----- Task inputs
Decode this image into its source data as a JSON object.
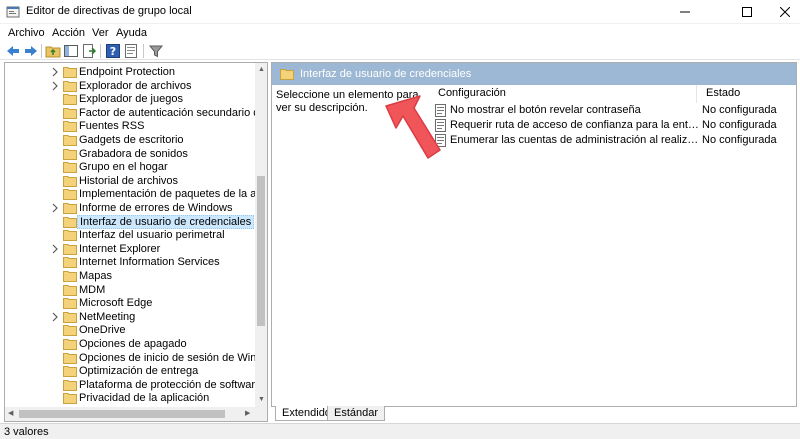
{
  "window": {
    "title": "Editor de directivas de grupo local",
    "icons": {
      "app": "group-policy-app-icon",
      "minimize": "minimize-icon",
      "maximize": "maximize-icon",
      "close": "close-icon"
    }
  },
  "menu": {
    "items": [
      {
        "label": "Archivo",
        "icon": ""
      },
      {
        "label": "Acción"
      },
      {
        "label": "Ver"
      },
      {
        "label": "Ayuda"
      }
    ]
  },
  "toolbar": {
    "buttons": [
      "back-arrow-icon",
      "forward-arrow-icon",
      "up-folder-icon",
      "show-hide-tree-icon",
      "export-list-icon",
      "help-icon",
      "properties-icon",
      "filter-icon"
    ]
  },
  "tree": {
    "items": [
      {
        "label": "Endpoint Protection",
        "expandable": true
      },
      {
        "label": "Explorador de archivos",
        "expandable": true
      },
      {
        "label": "Explorador de juegos",
        "expandable": false
      },
      {
        "label": "Factor de autenticación secundario de Micro",
        "expandable": false
      },
      {
        "label": "Fuentes RSS",
        "expandable": false
      },
      {
        "label": "Gadgets de escritorio",
        "expandable": false
      },
      {
        "label": "Grabadora de sonidos",
        "expandable": false
      },
      {
        "label": "Grupo en el hogar",
        "expandable": false
      },
      {
        "label": "Historial de archivos",
        "expandable": false
      },
      {
        "label": "Implementación de paquetes de la aplicación",
        "expandable": false
      },
      {
        "label": "Informe de errores de Windows",
        "expandable": true
      },
      {
        "label": "Interfaz de usuario de credenciales",
        "expandable": false,
        "selected": true
      },
      {
        "label": "Interfaz del usuario perimetral",
        "expandable": false
      },
      {
        "label": "Internet Explorer",
        "expandable": true
      },
      {
        "label": "Internet Information Services",
        "expandable": false
      },
      {
        "label": "Mapas",
        "expandable": false
      },
      {
        "label": "MDM",
        "expandable": false
      },
      {
        "label": "Microsoft Edge",
        "expandable": false
      },
      {
        "label": "NetMeeting",
        "expandable": true
      },
      {
        "label": "OneDrive",
        "expandable": false
      },
      {
        "label": "Opciones de apagado",
        "expandable": false
      },
      {
        "label": "Opciones de inicio de sesión de Windows",
        "expandable": false
      },
      {
        "label": "Optimización de entrega",
        "expandable": false
      },
      {
        "label": "Plataforma de protección de software",
        "expandable": false
      },
      {
        "label": "Privacidad de la aplicación",
        "expandable": false
      }
    ]
  },
  "details": {
    "header": "Interfaz de usuario de credenciales",
    "description": "Seleccione un elemento para ver su descripción.",
    "columns": {
      "setting": "Configuración",
      "state": "Estado"
    },
    "rows": [
      {
        "setting": "No mostrar el botón revelar contraseña",
        "state": "No configurada"
      },
      {
        "setting": "Requerir ruta de acceso de confianza para la entrada de cred...",
        "state": "No configurada"
      },
      {
        "setting": "Enumerar las cuentas de administración al realizar una eleva...",
        "state": "No configurada"
      }
    ]
  },
  "tabs": [
    {
      "label": "Extendido",
      "active": true
    },
    {
      "label": "Estándar",
      "active": false
    }
  ],
  "status": {
    "text": "3 valores"
  },
  "colors": {
    "header_bg": "#9cb8d4",
    "selection": "#cce8ff",
    "folder": "#e8c35f",
    "annotation": "#f0555a"
  }
}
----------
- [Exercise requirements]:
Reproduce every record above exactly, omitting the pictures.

- [Solution for this task]:
Decode this image into its source data as a JSON object.
{
  "window": {
    "title": "Editor de directivas de grupo local",
    "icons": {
      "app": "group-policy-app-icon",
      "minimize": "minimize-icon",
      "maximize": "maximize-icon",
      "close": "close-icon"
    }
  },
  "menu": {
    "items": [
      {
        "label": "Archivo",
        "icon": ""
      },
      {
        "label": "Acción"
      },
      {
        "label": "Ver"
      },
      {
        "label": "Ayuda"
      }
    ]
  },
  "toolbar": {
    "buttons": [
      "back-arrow-icon",
      "forward-arrow-icon",
      "up-folder-icon",
      "show-hide-tree-icon",
      "export-list-icon",
      "help-icon",
      "properties-icon",
      "filter-icon"
    ]
  },
  "tree": {
    "items": [
      {
        "label": "Endpoint Protection",
        "expandable": true
      },
      {
        "label": "Explorador de archivos",
        "expandable": true
      },
      {
        "label": "Explorador de juegos",
        "expandable": false
      },
      {
        "label": "Factor de autenticación secundario de Micro",
        "expandable": false
      },
      {
        "label": "Fuentes RSS",
        "expandable": false
      },
      {
        "label": "Gadgets de escritorio",
        "expandable": false
      },
      {
        "label": "Grabadora de sonidos",
        "expandable": false
      },
      {
        "label": "Grupo en el hogar",
        "expandable": false
      },
      {
        "label": "Historial de archivos",
        "expandable": false
      },
      {
        "label": "Implementación de paquetes de la aplicación",
        "expandable": false
      },
      {
        "label": "Informe de errores de Windows",
        "expandable": true
      },
      {
        "label": "Interfaz de usuario de credenciales",
        "expandable": false,
        "selected": true
      },
      {
        "label": "Interfaz del usuario perimetral",
        "expandable": false
      },
      {
        "label": "Internet Explorer",
        "expandable": true
      },
      {
        "label": "Internet Information Services",
        "expandable": false
      },
      {
        "label": "Mapas",
        "expandable": false
      },
      {
        "label": "MDM",
        "expandable": false
      },
      {
        "label": "Microsoft Edge",
        "expandable": false
      },
      {
        "label": "NetMeeting",
        "expandable": true
      },
      {
        "label": "OneDrive",
        "expandable": false
      },
      {
        "label": "Opciones de apagado",
        "expandable": false
      },
      {
        "label": "Opciones de inicio de sesión de Windows",
        "expandable": false
      },
      {
        "label": "Optimización de entrega",
        "expandable": false
      },
      {
        "label": "Plataforma de protección de software",
        "expandable": false
      },
      {
        "label": "Privacidad de la aplicación",
        "expandable": false
      }
    ]
  },
  "details": {
    "header": "Interfaz de usuario de credenciales",
    "description": "Seleccione un elemento para ver su descripción.",
    "columns": {
      "setting": "Configuración",
      "state": "Estado"
    },
    "rows": [
      {
        "setting": "No mostrar el botón revelar contraseña",
        "state": "No configurada"
      },
      {
        "setting": "Requerir ruta de acceso de confianza para la entrada de cred...",
        "state": "No configurada"
      },
      {
        "setting": "Enumerar las cuentas de administración al realizar una eleva...",
        "state": "No configurada"
      }
    ]
  },
  "tabs": [
    {
      "label": "Extendido",
      "active": true
    },
    {
      "label": "Estándar",
      "active": false
    }
  ],
  "status": {
    "text": "3 valores"
  },
  "colors": {
    "header_bg": "#9cb8d4",
    "selection": "#cce8ff",
    "folder": "#e8c35f",
    "annotation": "#f0555a"
  }
}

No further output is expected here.